Starting at the first line and ending at the last, repeat the material word for word.

——————

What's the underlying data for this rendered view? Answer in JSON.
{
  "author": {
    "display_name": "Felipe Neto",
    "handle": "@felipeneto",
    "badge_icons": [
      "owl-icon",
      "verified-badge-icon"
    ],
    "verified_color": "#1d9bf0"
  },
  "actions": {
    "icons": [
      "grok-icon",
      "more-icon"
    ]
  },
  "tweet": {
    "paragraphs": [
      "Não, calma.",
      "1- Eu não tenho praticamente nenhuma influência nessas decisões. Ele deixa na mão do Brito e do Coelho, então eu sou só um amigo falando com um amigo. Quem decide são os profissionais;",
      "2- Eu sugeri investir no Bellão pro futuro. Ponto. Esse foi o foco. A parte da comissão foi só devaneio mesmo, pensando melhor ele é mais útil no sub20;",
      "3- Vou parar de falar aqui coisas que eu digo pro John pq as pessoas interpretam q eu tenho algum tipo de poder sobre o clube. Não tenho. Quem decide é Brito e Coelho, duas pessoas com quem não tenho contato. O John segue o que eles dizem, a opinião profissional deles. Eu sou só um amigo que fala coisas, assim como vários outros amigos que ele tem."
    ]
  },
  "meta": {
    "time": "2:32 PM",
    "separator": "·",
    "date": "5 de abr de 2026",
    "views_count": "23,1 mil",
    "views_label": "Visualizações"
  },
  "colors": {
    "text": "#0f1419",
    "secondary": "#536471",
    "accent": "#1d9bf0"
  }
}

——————

## Written response
What's the underlying data for this rendered view? Answer in JSON.
{
  "author": {
    "display_name": "Felipe Neto",
    "handle": "@felipeneto",
    "badge_icons": [
      "owl-icon",
      "verified-badge-icon"
    ],
    "verified_color": "#1d9bf0"
  },
  "actions": {
    "icons": [
      "grok-icon",
      "more-icon"
    ]
  },
  "tweet": {
    "paragraphs": [
      "Não, calma.",
      "1- Eu não tenho praticamente nenhuma influência nessas decisões. Ele deixa na mão do Brito e do Coelho, então eu sou só um amigo falando com um amigo. Quem decide são os profissionais;",
      "2- Eu sugeri investir no Bellão pro futuro. Ponto. Esse foi o foco. A parte da comissão foi só devaneio mesmo, pensando melhor ele é mais útil no sub20;",
      "3- Vou parar de falar aqui coisas que eu digo pro John pq as pessoas interpretam q eu tenho algum tipo de poder sobre o clube. Não tenho. Quem decide é Brito e Coelho, duas pessoas com quem não tenho contato. O John segue o que eles dizem, a opinião profissional deles. Eu sou só um amigo que fala coisas, assim como vários outros amigos que ele tem."
    ]
  },
  "meta": {
    "time": "2:32 PM",
    "separator": "·",
    "date": "5 de abr de 2026",
    "views_count": "23,1 mil",
    "views_label": "Visualizações"
  },
  "colors": {
    "text": "#0f1419",
    "secondary": "#536471",
    "accent": "#1d9bf0"
  }
}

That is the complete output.